Guidance from USDA's Natural Resources Conservation Service (NRCS)

Other resources

 

Contact

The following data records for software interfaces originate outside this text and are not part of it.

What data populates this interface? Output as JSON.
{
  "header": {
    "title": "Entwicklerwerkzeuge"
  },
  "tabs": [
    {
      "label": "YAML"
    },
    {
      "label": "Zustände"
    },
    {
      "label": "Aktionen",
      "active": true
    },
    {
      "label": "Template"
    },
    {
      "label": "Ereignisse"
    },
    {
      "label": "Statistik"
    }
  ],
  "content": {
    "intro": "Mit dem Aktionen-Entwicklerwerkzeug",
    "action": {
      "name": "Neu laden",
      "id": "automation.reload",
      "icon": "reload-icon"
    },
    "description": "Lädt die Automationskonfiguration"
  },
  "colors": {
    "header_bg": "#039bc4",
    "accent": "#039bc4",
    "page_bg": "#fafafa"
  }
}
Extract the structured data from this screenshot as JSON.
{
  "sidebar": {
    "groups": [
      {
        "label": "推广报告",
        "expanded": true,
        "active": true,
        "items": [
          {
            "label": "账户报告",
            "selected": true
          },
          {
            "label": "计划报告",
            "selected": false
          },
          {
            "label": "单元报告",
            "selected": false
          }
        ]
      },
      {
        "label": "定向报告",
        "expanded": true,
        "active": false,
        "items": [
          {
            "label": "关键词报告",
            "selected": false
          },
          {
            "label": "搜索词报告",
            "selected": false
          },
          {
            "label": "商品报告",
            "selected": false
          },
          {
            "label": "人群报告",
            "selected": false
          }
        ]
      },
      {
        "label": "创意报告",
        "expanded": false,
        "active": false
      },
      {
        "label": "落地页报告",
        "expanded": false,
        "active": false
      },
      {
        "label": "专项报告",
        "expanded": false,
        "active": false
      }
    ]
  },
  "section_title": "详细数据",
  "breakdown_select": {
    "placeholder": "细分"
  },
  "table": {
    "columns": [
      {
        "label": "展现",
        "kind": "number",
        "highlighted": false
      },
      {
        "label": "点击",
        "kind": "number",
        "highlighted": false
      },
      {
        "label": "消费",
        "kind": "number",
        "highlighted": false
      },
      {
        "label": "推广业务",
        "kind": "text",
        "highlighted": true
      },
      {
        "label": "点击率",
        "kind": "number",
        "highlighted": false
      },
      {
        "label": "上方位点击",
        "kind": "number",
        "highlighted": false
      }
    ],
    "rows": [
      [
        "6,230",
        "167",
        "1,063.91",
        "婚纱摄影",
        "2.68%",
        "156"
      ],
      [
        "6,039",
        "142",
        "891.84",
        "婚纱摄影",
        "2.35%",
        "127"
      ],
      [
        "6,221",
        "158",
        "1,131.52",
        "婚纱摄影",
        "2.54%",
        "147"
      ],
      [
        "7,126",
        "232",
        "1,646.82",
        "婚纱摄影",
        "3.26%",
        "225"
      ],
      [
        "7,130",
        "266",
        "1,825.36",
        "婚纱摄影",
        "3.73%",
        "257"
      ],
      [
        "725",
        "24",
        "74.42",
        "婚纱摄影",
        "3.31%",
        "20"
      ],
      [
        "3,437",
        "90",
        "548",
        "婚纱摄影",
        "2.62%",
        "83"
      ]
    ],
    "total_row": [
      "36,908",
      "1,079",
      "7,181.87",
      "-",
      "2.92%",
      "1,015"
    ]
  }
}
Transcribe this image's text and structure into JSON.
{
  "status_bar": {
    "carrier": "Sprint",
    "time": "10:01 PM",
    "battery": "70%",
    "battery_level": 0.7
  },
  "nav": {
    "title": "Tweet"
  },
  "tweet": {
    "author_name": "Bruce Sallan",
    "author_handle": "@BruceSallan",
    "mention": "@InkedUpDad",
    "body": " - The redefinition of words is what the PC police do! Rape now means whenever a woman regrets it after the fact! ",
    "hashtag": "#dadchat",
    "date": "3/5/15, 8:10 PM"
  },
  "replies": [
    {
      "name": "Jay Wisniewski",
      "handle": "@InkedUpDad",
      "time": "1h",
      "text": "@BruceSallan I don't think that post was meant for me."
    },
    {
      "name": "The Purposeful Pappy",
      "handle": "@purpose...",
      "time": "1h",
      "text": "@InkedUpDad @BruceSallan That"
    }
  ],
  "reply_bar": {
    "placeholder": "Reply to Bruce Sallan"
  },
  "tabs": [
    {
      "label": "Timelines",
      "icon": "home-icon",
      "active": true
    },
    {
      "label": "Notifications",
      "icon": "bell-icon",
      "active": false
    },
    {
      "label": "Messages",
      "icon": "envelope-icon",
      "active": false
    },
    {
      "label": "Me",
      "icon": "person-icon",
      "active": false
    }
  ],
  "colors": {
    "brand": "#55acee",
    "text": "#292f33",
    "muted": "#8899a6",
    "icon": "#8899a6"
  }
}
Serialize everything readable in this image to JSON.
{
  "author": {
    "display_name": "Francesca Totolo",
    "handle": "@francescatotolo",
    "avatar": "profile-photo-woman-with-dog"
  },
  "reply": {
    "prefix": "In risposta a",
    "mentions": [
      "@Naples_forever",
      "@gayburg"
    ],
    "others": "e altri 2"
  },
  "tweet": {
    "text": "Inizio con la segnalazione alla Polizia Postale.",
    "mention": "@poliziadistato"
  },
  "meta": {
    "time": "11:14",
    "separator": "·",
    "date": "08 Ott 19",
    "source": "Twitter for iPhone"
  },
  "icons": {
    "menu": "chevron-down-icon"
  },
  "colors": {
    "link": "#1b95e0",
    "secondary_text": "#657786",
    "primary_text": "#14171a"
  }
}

See contacts for specific programs that fund this practice in the side-by-side payment comparison or contact your local Soil and Water Conservation District